WORK ORDER:
Would you please copy each line of the listing that mentions "本地磁盘"?

(INPUT MATERIAL)

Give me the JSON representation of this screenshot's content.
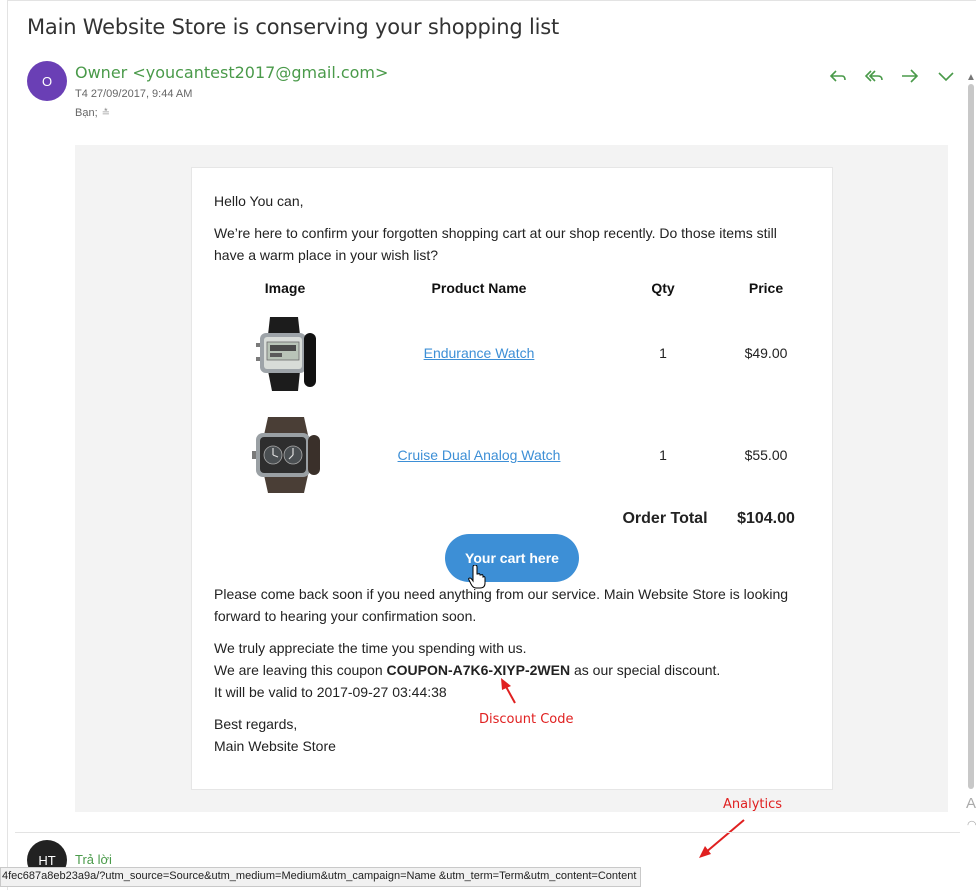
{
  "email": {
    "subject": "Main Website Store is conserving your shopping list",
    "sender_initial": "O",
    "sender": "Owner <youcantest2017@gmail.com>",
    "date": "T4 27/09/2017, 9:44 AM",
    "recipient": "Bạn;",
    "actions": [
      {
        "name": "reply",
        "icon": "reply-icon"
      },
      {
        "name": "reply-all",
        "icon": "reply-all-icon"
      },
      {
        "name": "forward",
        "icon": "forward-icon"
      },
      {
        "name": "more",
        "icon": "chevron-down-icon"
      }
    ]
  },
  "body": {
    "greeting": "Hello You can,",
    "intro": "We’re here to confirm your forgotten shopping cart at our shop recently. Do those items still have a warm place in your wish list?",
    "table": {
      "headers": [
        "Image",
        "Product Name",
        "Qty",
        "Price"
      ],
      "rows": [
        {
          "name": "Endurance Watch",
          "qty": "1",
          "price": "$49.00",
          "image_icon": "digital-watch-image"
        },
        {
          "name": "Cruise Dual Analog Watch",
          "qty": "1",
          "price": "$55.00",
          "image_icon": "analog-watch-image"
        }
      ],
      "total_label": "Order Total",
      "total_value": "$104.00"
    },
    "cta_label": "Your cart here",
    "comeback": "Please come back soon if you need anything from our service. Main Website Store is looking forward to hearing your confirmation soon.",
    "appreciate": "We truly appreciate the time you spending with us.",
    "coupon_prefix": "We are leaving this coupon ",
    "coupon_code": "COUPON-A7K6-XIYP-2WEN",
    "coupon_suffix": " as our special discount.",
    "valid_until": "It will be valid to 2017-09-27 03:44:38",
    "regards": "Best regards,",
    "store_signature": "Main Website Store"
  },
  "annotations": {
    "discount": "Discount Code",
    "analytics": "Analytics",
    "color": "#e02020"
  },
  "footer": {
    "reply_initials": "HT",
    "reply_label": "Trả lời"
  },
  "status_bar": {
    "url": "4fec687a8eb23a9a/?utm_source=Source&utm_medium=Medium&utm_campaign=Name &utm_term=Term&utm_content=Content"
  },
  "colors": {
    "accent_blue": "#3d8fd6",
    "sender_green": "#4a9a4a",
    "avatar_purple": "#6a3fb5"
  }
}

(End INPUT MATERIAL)
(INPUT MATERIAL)

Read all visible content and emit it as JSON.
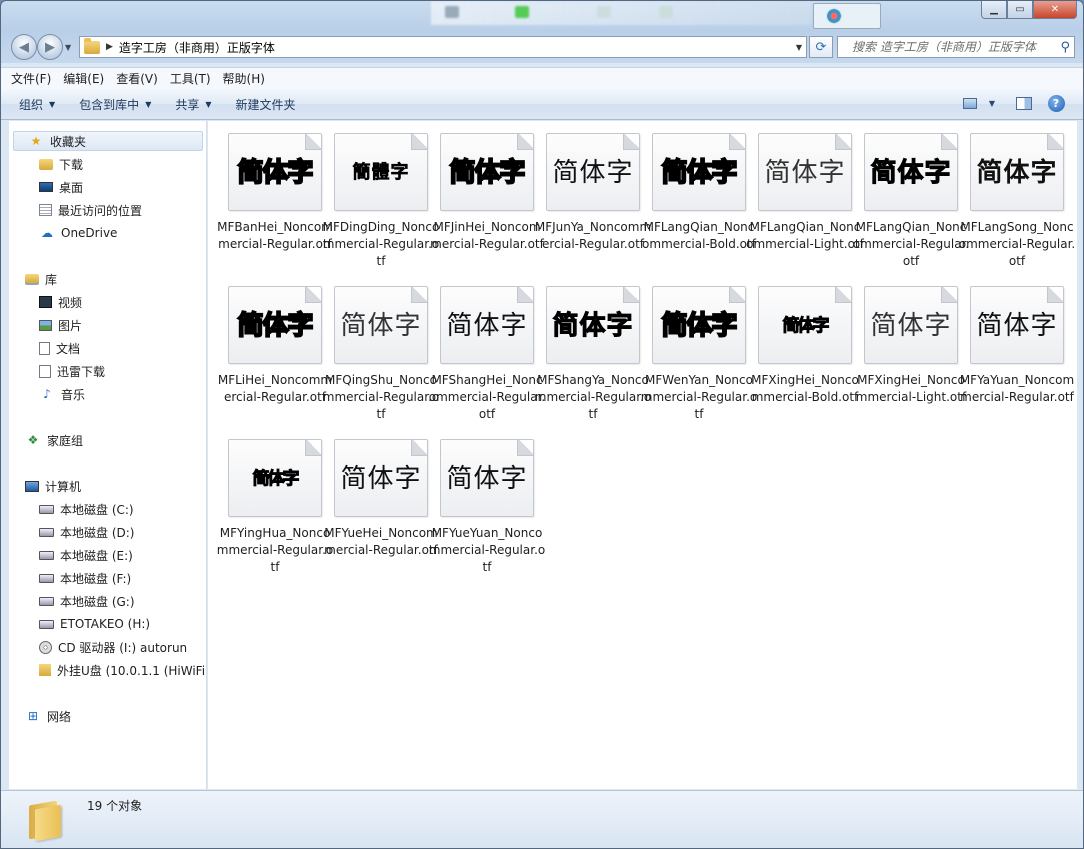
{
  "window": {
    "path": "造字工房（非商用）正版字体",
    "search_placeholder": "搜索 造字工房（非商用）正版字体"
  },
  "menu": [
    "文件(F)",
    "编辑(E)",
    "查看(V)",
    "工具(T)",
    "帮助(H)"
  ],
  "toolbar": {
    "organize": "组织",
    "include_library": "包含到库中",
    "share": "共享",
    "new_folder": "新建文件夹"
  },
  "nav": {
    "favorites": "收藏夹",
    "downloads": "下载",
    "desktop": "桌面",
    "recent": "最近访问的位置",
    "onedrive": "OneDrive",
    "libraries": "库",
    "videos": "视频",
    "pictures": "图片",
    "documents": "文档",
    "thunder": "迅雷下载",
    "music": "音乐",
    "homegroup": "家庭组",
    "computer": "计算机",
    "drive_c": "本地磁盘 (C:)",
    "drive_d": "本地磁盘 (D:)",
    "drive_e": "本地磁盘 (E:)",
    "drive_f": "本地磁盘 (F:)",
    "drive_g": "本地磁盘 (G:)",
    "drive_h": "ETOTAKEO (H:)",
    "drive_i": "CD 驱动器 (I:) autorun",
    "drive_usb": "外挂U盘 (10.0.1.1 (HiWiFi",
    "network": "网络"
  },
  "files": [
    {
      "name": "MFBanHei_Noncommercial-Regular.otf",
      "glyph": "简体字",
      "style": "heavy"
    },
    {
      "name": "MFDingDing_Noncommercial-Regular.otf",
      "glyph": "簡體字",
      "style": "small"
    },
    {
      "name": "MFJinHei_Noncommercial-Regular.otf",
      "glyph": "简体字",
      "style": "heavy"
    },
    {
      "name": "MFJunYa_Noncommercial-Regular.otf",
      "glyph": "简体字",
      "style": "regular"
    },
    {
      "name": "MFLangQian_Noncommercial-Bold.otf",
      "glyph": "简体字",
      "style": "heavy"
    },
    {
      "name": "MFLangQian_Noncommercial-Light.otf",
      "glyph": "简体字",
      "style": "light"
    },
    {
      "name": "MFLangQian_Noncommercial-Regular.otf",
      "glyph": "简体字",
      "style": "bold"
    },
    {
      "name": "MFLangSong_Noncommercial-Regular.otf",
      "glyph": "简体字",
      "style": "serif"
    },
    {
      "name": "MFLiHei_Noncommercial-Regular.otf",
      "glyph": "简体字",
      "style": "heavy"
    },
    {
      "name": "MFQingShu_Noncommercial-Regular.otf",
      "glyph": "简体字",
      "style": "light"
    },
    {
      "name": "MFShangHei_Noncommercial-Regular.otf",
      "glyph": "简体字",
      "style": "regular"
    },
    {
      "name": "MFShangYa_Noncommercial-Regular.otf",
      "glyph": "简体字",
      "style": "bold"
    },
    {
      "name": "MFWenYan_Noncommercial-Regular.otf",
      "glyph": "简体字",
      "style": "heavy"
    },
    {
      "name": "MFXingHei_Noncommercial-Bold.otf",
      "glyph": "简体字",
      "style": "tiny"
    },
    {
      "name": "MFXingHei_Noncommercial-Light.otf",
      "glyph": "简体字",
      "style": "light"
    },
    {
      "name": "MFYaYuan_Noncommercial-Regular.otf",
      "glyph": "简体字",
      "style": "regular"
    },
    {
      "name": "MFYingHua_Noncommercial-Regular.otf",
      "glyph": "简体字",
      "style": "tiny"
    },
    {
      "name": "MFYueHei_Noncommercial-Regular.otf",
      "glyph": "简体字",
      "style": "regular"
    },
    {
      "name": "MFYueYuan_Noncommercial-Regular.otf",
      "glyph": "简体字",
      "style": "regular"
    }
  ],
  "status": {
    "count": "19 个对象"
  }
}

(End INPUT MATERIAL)

RESULT OF THE EXERCISE:
    "drive_c": "本地磁盘 (C:)",
    "drive_d": "本地磁盘 (D:)",
    "drive_e": "本地磁盘 (E:)",
    "drive_f": "本地磁盘 (F:)",
    "drive_g": "本地磁盘 (G:)",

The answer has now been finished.